[Dataset rows describing interfaces]
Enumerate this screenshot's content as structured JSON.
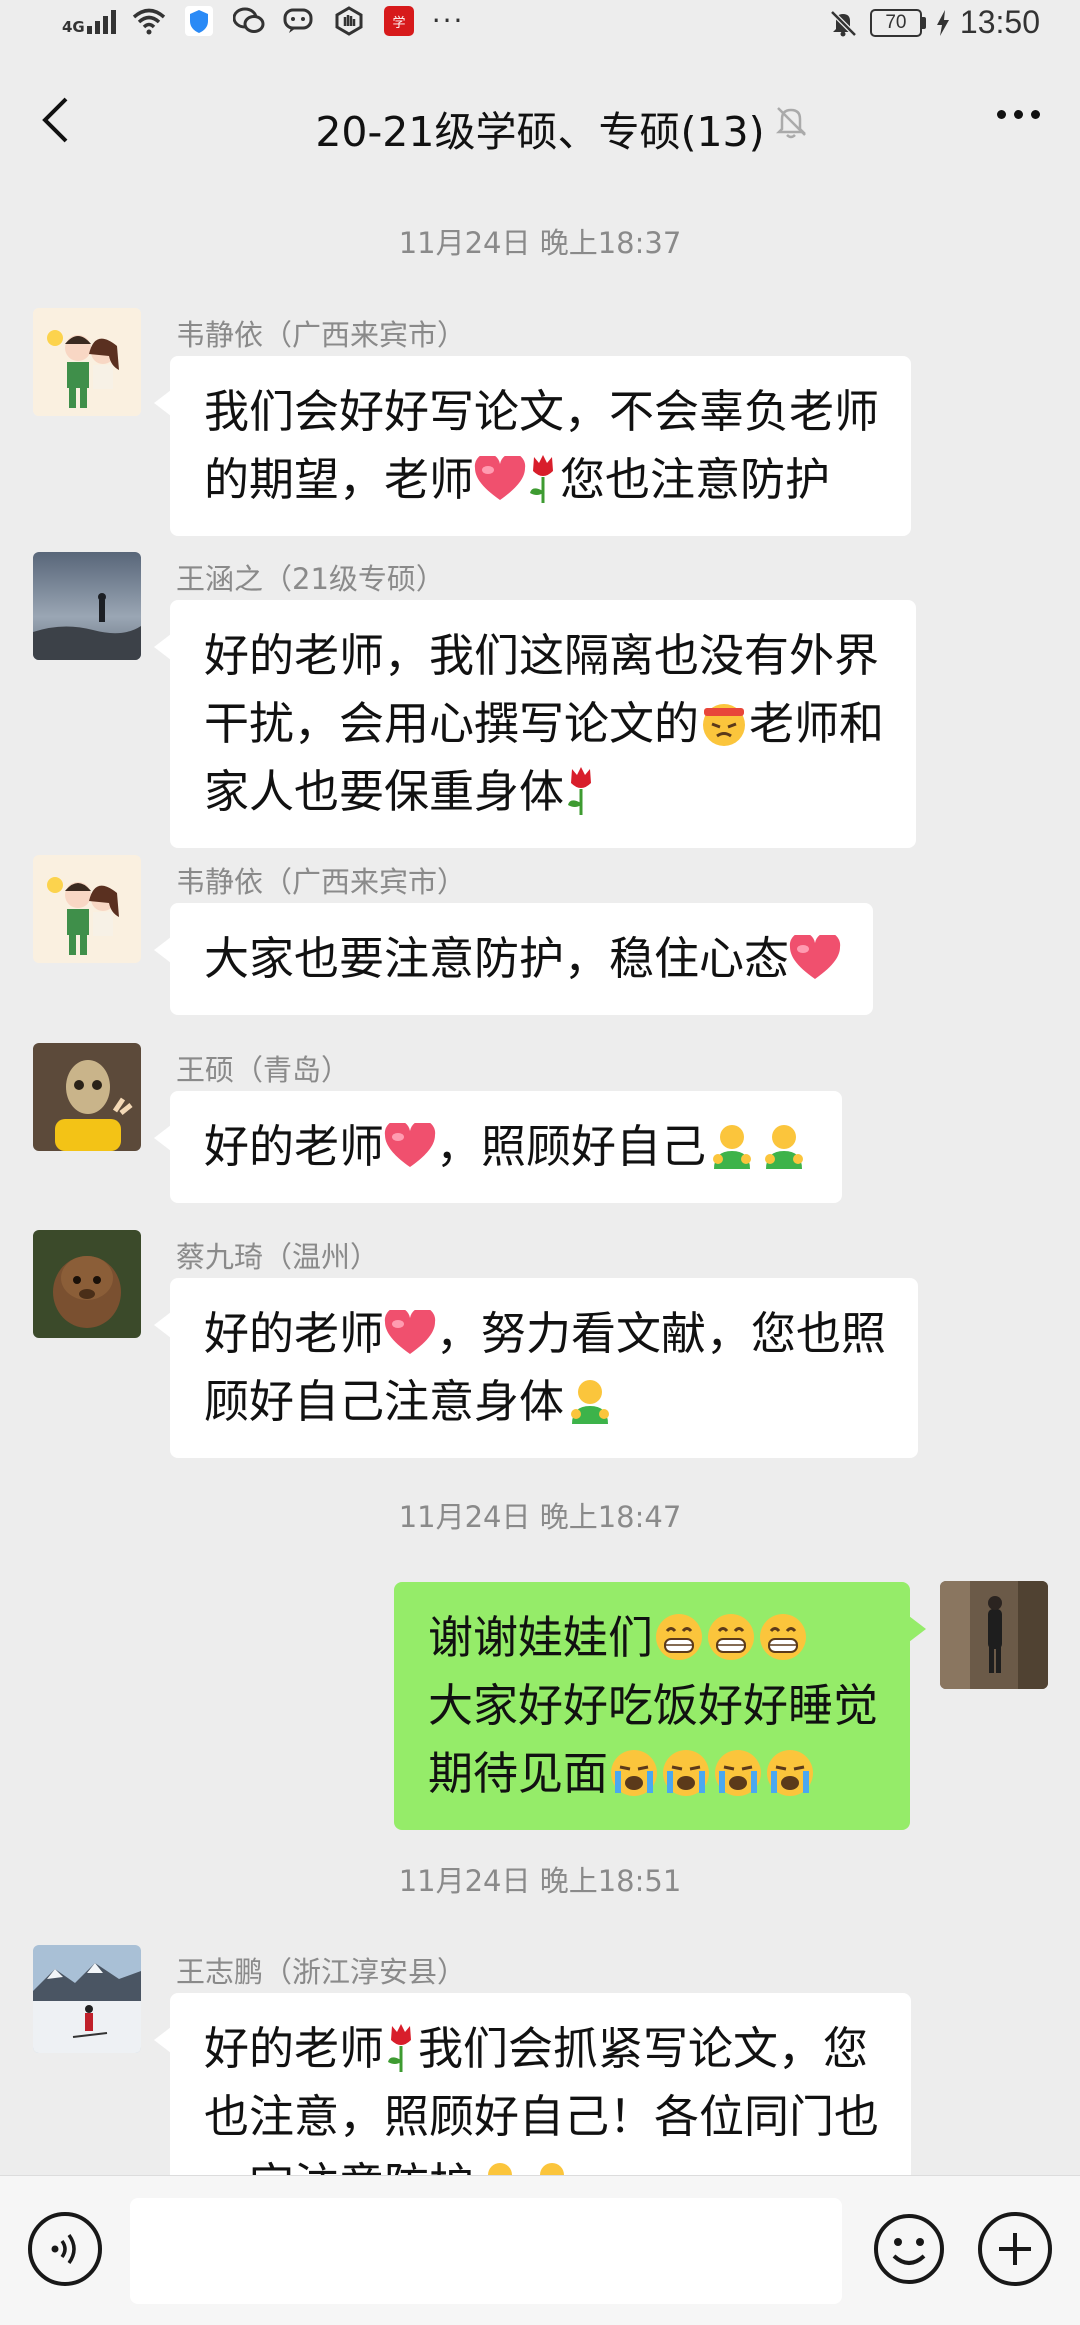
{
  "status_bar": {
    "network": "4G",
    "battery": "70",
    "time": "13:50"
  },
  "header": {
    "title": "20-21级学硕、专硕(13)"
  },
  "timestamps": [
    "11月24日 晚上18:37",
    "11月24日 晚上18:47",
    "11月24日 晚上18:51"
  ],
  "messages": [
    {
      "sender": "韦静依（广西来宾市）",
      "lines": [
        "我们会好好写论文，不会辜负老师",
        [
          "的期望，老师",
          "heart-emoji",
          "rose-emoji",
          "您也注意防护"
        ]
      ]
    },
    {
      "sender": "王涵之（21级专硕）",
      "lines": [
        "好的老师，我们这隔离也没有外界",
        [
          "干扰，会用心撰写论文的",
          "determined-emoji",
          "老师和"
        ],
        [
          "家人也要保重身体",
          "rose-emoji"
        ]
      ]
    },
    {
      "sender": "韦静依（广西来宾市）",
      "lines": [
        [
          "大家也要注意防护，稳住心态",
          "heart-emoji"
        ]
      ]
    },
    {
      "sender": "王硕（青岛）",
      "lines": [
        [
          "好的老师",
          "heart-emoji",
          "，照顾好自己",
          "hug-emoji",
          "hug-emoji"
        ]
      ]
    },
    {
      "sender": "蔡九琦（温州）",
      "lines": [
        [
          "好的老师",
          "heart-emoji",
          "，努力看文献，您也照"
        ],
        [
          "顾好自己注意身体",
          "hug-emoji"
        ]
      ]
    },
    {
      "sender": "",
      "lines": [
        [
          "谢谢娃娃们",
          "grin-emoji",
          "grin-emoji",
          "grin-emoji"
        ],
        "大家好好吃饭好好睡觉",
        [
          "期待见面",
          "cry-emoji",
          "cry-emoji",
          "cry-emoji",
          "cry-emoji"
        ]
      ]
    },
    {
      "sender": "王志鹏（浙江淳安县）",
      "lines": [
        [
          "好的老师",
          "rose-emoji",
          "我们会抓紧写论文，您"
        ],
        "也注意，照顾好自己！各位同门也",
        [
          "一定注意防护",
          "hug-emoji",
          "hug-emoji"
        ]
      ]
    }
  ],
  "input_bar": {
    "placeholder": ""
  },
  "colors": {
    "background": "#ededed",
    "self_bubble": "#95ec69",
    "other_bubble": "#ffffff",
    "meta_text": "#8a8a8a"
  },
  "icons": [
    "back-arrow-icon",
    "mute-bell-icon",
    "more-icon",
    "voice-icon",
    "emoji-icon",
    "plus-icon"
  ]
}
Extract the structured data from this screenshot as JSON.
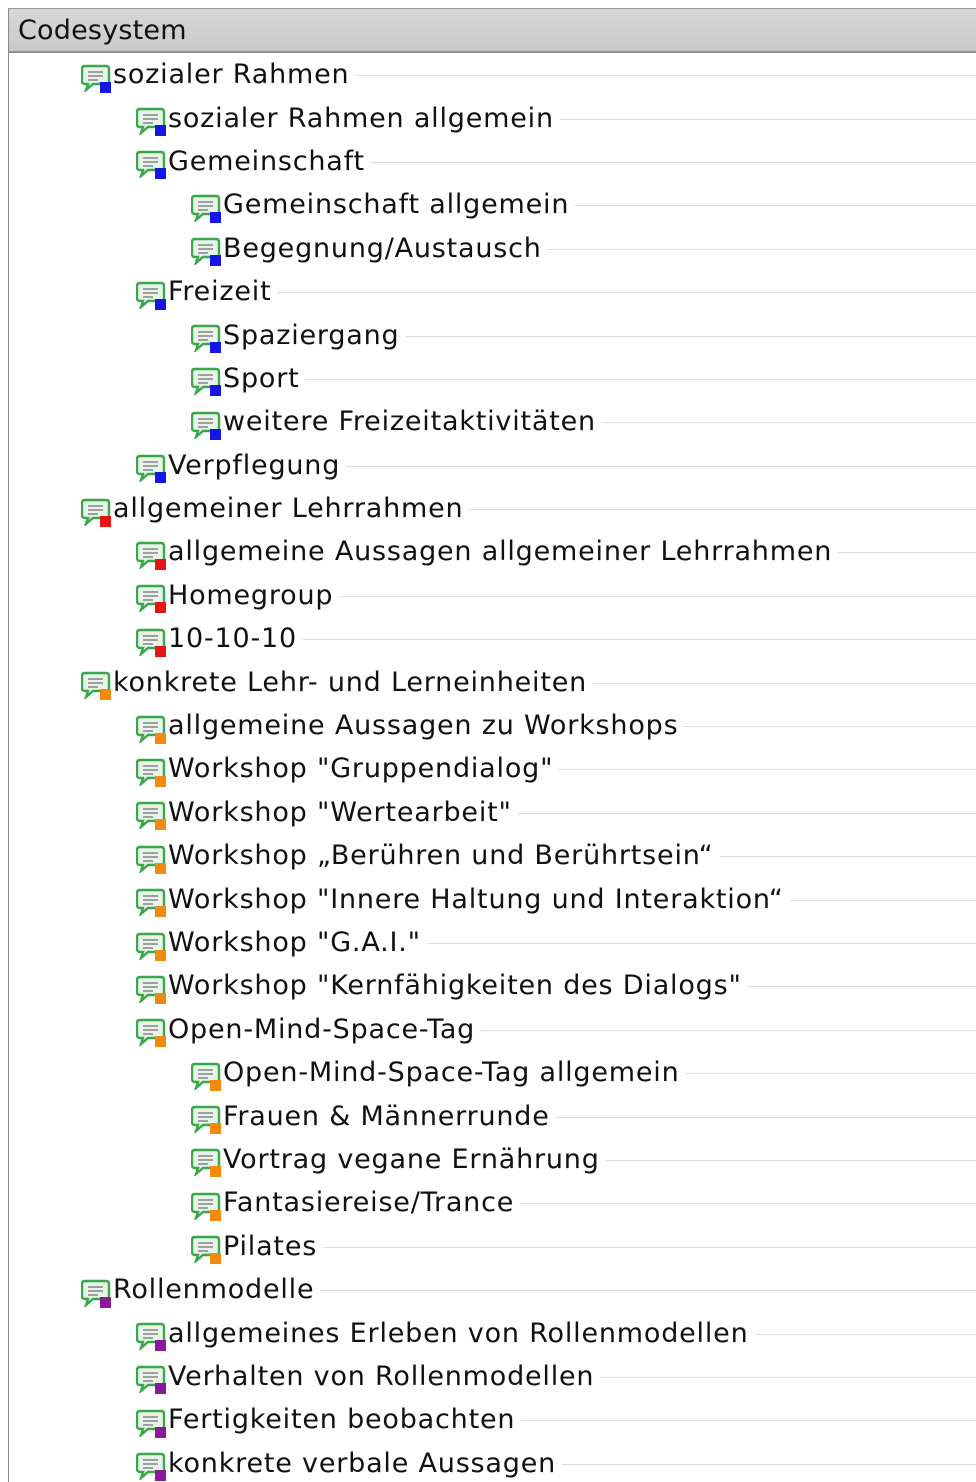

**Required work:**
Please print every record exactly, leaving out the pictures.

**Response area:**
Enumerate this screenshot's content as structured JSON.
{
  "status_bar": {
    "network": "4G",
    "battery": "70",
    "time": "13:50"
  },
  "header": {
    "title": "20-21级学硕、专硕(13)"
  },
  "timestamps": [
    "11月24日 晚上18:37",
    "11月24日 晚上18:47",
    "11月24日 晚上18:51"
  ],
  "messages": [
    {
      "sender": "韦静依（广西来宾市）",
      "lines": [
        "我们会好好写论文，不会辜负老师",
        [
          "的期望，老师",
          "heart-emoji",
          "rose-emoji",
          "您也注意防护"
        ]
      ]
    },
    {
      "sender": "王涵之（21级专硕）",
      "lines": [
        "好的老师，我们这隔离也没有外界",
        [
          "干扰，会用心撰写论文的",
          "determined-emoji",
          "老师和"
        ],
        [
          "家人也要保重身体",
          "rose-emoji"
        ]
      ]
    },
    {
      "sender": "韦静依（广西来宾市）",
      "lines": [
        [
          "大家也要注意防护，稳住心态",
          "heart-emoji"
        ]
      ]
    },
    {
      "sender": "王硕（青岛）",
      "lines": [
        [
          "好的老师",
          "heart-emoji",
          "，照顾好自己",
          "hug-emoji",
          "hug-emoji"
        ]
      ]
    },
    {
      "sender": "蔡九琦（温州）",
      "lines": [
        [
          "好的老师",
          "heart-emoji",
          "，努力看文献，您也照"
        ],
        [
          "顾好自己注意身体",
          "hug-emoji"
        ]
      ]
    },
    {
      "sender": "",
      "lines": [
        [
          "谢谢娃娃们",
          "grin-emoji",
          "grin-emoji",
          "grin-emoji"
        ],
        "大家好好吃饭好好睡觉",
        [
          "期待见面",
          "cry-emoji",
          "cry-emoji",
          "cry-emoji",
          "cry-emoji"
        ]
      ]
    },
    {
      "sender": "王志鹏（浙江淳安县）",
      "lines": [
        [
          "好的老师",
          "rose-emoji",
          "我们会抓紧写论文，您"
        ],
        "也注意，照顾好自己！各位同门也",
        [
          "一定注意防护",
          "hug-emoji",
          "hug-emoji"
        ]
      ]
    }
  ],
  "input_bar": {
    "placeholder": ""
  },
  "colors": {
    "background": "#ededed",
    "self_bubble": "#95ec69",
    "other_bubble": "#ffffff",
    "meta_text": "#8a8a8a"
  },
  "icons": [
    "back-arrow-icon",
    "mute-bell-icon",
    "more-icon",
    "voice-icon",
    "emoji-icon",
    "plus-icon"
  ]
}
Extract the structured data from this screenshot as JSON.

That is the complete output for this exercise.